The judge who put Kentucky's abortion ban on hold last week used different and alarming legal reasoning, saying the ban violates the alleged "separation of church and state." Jefferson Circuit Court Judge Mitch Perry wrote in his temporary stay on Kentucky's near total ban on abortions that the concept of life beginning at conception is a "distinctly Christian and Catholic belief," and that "such theocratic-based policymaking" is an unconstitutional endorsement of a religion.
Indeed, Christian and Catholic teachings both proclaim that life begins at conception – but Alliance Defending Freedom attorney Denise Harle says those two segments of the faith community are hardly the only groups who believe that.
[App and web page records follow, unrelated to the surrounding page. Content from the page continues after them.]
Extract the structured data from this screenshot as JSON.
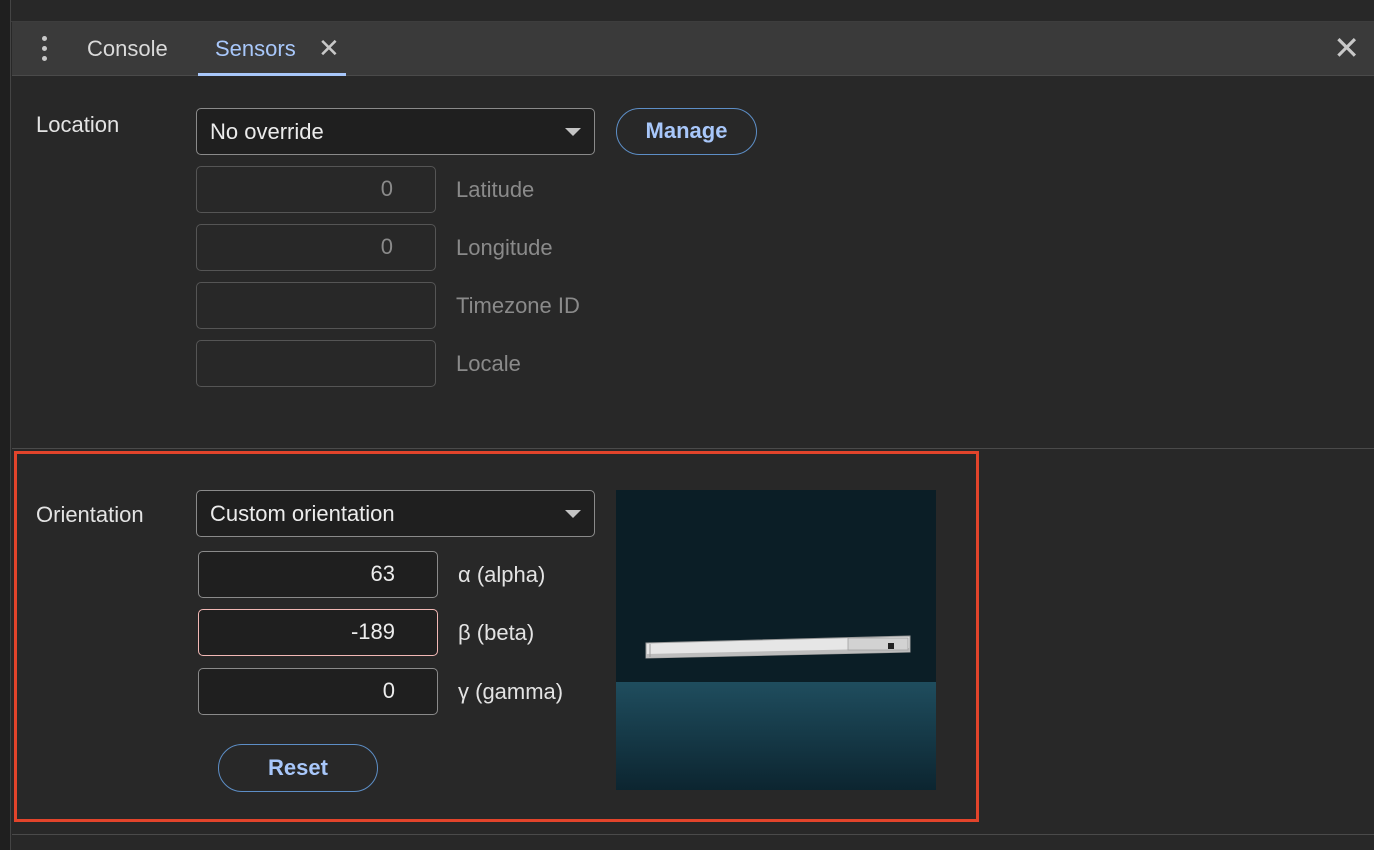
{
  "tabs": {
    "console_label": "Console",
    "sensors_label": "Sensors",
    "close_glyph": "✕",
    "panel_close_glyph": "✕"
  },
  "location": {
    "section_label": "Location",
    "select_value": "No override",
    "manage_label": "Manage",
    "fields": [
      {
        "value": "0",
        "label": "Latitude"
      },
      {
        "value": "0",
        "label": "Longitude"
      },
      {
        "value": "",
        "label": "Timezone ID"
      },
      {
        "value": "",
        "label": "Locale"
      }
    ]
  },
  "orientation": {
    "section_label": "Orientation",
    "select_value": "Custom orientation",
    "alpha": {
      "value": "63",
      "label": "α (alpha)"
    },
    "beta": {
      "value": "-189",
      "label": "β (beta)"
    },
    "gamma": {
      "value": "0",
      "label": "γ (gamma)"
    },
    "reset_label": "Reset",
    "highlight_color": "#e2442b"
  },
  "colors": {
    "accent": "#a8c7fa",
    "background": "#282828",
    "preview_background": "#0b1e26"
  }
}
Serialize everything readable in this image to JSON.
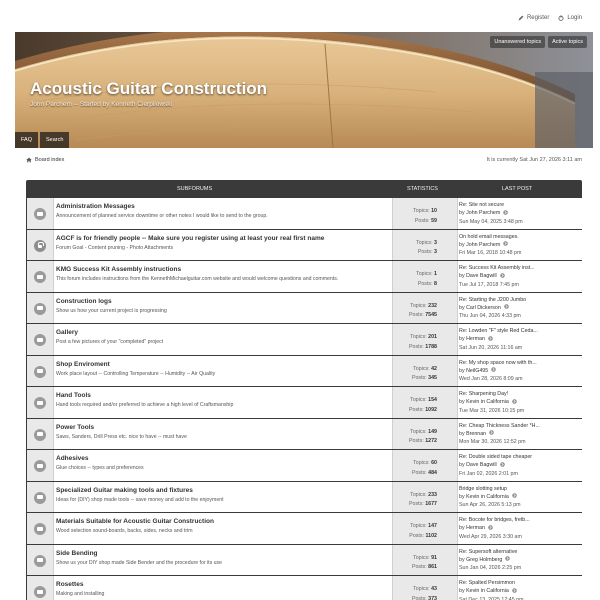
{
  "userbar": {
    "register": "Register",
    "login": "Login"
  },
  "header": {
    "title": "Acoustic Guitar Construction",
    "description": "John Parchem -- Started by Kenneth Cierpilowski",
    "unanswered": "Unanswered topics",
    "active": "Active topics",
    "faq": "FAQ",
    "search": "Search"
  },
  "breadcrumb": {
    "board_index": "Board index",
    "current_time": "It is currently Sat Jun 27, 2026 3:11 am"
  },
  "table": {
    "col_subforums": "SUBFORUMS",
    "col_statistics": "STATISTICS",
    "col_last_post": "LAST POST",
    "topics_label": "Topics:",
    "posts_label": "Posts:",
    "by_label": "by"
  },
  "forums": [
    {
      "title": "Administration Messages",
      "desc": "Announcement of planned service downtime or other notes I would like to send to the group.",
      "topics": "10",
      "posts": "59",
      "last_title": "Re: Site not secure",
      "last_user": "John Parchem",
      "last_date": "Sun May 04, 2025 3:48 pm",
      "locked": false
    },
    {
      "title": "AGCF is for friendly people -- Make sure you register using at least your real first name",
      "desc": "Forum Goal - Content pruning - Photo Attachments",
      "topics": "3",
      "posts": "3",
      "last_title": "On hold email messages.",
      "last_user": "John Parchem",
      "last_date": "Fri Mar 16, 2018 10:48 pm",
      "locked": true
    },
    {
      "title": "KMG Success Kit Assembly instructions",
      "desc": "This forum includes instructions from the KennethMichaelguitar.com website and would welcome questions and comments.",
      "topics": "1",
      "posts": "8",
      "last_title": "Re: Success Kit Assembly inst...",
      "last_user": "Dave Bagwill",
      "last_date": "Tue Jul 17, 2018 7:45 pm",
      "locked": false
    },
    {
      "title": "Construction logs",
      "desc": "Show us how your current project is progressing",
      "topics": "232",
      "posts": "7545",
      "last_title": "Re: Starting the J200 Jumbo",
      "last_user": "Carl Dickerson",
      "last_date": "Thu Jun 04, 2026 4:33 pm",
      "locked": false
    },
    {
      "title": "Gallery",
      "desc": "Post a few pictures of your \"completed\" project",
      "topics": "201",
      "posts": "1788",
      "last_title": "Re: Lowden \"F\" style Red Ceda...",
      "last_user": "Herman",
      "last_date": "Sat Jun 20, 2026 11:16 am",
      "locked": false
    },
    {
      "title": "Shop Enviroment",
      "desc": "Work place layout -- Controlling Temperature -- Humidity -- Air Quality",
      "topics": "42",
      "posts": "345",
      "last_title": "Re: My shop space now with th...",
      "last_user": "NeilG495",
      "last_date": "Wed Jan 28, 2026 8:09 am",
      "locked": false
    },
    {
      "title": "Hand Tools",
      "desc": "Hand tools required and/or preferred to achieve a high level of Craftsmanship",
      "topics": "154",
      "posts": "1092",
      "last_title": "Re: Sharpening Day!",
      "last_user": "Kevin in California",
      "last_date": "Tue Mar 31, 2026 10:15 pm",
      "locked": false
    },
    {
      "title": "Power Tools",
      "desc": "Saws, Sanders, Drill Press etc. nice to have -- must have",
      "topics": "149",
      "posts": "1272",
      "last_title": "Re: Cheap Thickness Sander *H...",
      "last_user": "Brennan",
      "last_date": "Mon Mar 30, 2026 12:52 pm",
      "locked": false
    },
    {
      "title": "Adhesives",
      "desc": "Glue choices -- types and preferences",
      "topics": "60",
      "posts": "484",
      "last_title": "Re: Double sided tape cheaper",
      "last_user": "Dave Bagwill",
      "last_date": "Fri Jan 02, 2026 2:01 pm",
      "locked": false
    },
    {
      "title": "Specialized Guitar making tools and fixtures",
      "desc": "Ideas for (DIY) shop made tools -- save money and add to the enjoyment",
      "topics": "233",
      "posts": "1677",
      "last_title": "Bridge slotting setup",
      "last_user": "Kevin in California",
      "last_date": "Sun Apr 26, 2026 5:13 pm",
      "locked": false
    },
    {
      "title": "Materials Suitable for Acoustic Guitar Construction",
      "desc": "Wood selection sound-boards, backs, sides, necks and trim",
      "topics": "147",
      "posts": "1102",
      "last_title": "Re: Bocote for bridges, fretb...",
      "last_user": "Herman",
      "last_date": "Wed Apr 29, 2026 3:30 am",
      "locked": false
    },
    {
      "title": "Side Bending",
      "desc": "Show us your DIY shop made Side Bender and the procedure for its use",
      "topics": "91",
      "posts": "861",
      "last_title": "Re: Supersoft alternative",
      "last_user": "Greg Holmberg",
      "last_date": "Sun Jan 04, 2026 2:25 pm",
      "locked": false
    },
    {
      "title": "Rosettes",
      "desc": "Making and installing",
      "topics": "43",
      "posts": "373",
      "last_title": "Re: Spalted Persimmon",
      "last_user": "Kevin in California",
      "last_date": "Sat Dec 13, 2025 12:45 pm",
      "locked": false
    }
  ]
}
As she points out: "Biologists overwhelmingly agree."
She continues: "Every biology textbook will tell you that that is an unborn human being at the moment of conception when pregnancy begins."
Dr. David Prentice with Charlotte Lozier Institute agrees:
"Judge Perry's ruling ignores not just elementary school biology but also the consensus of more than 5,000 academic biologists from more than 1,000 academic institutions around the world. Yes, Christians believe that life begins at fertilization. So does science! In fact, 85% of the biologists surveyed self-identify as pro-choice. While politicians and pundits may allow their ideology to override scientific fact, the vast majority of academic biologists do not. Science proves that life begins at fertilization."
Harle says it's irresponsible to ignore the science and blame religious belief; in fact, she tells AFN that the decision sounds like a result in search of a cause. "This looks like a judge who wanted a certain outcome and he wants abortions to continue," she says. "And so, he was coming up with a reason."
The ADF attorney also contends Perry's ruling conflicts with the Supreme Court's recent Dobbs decision, which sent the abortion issue back to the states. "The citizens of Kentucky, by the way, have elected lawmakers who have enacted these policy preferences because that's what the people of Kentucky, whatever their faith traditions might be, that's what they support."
Harle says she's only seen a couple of other decisions that push the religious establishment argument; but with lawsuits piling up at the state level, she suggests more pro-abortion judges could try to take a bite at that apple.
"We've seen that in a couple other states as we see a desperate last grab to keep the abortion clinic doors open and to keep those profits coming," she concludes.
Daniel Cameron, the attorney general for Kentucky and a Republican candidate for governor, was disappointed by the ruling and has stated he will appeal it to the state appeals court.
"The judge's suggestion that Kentucky's constitution contains a right to abortion is not grounded in the text and history of our state's governing document," Cameron said in a prepared statement. "We will continue our steadfast defense of these bipartisan laws that represent the Commonwealth's commitment to the lives of the unborn."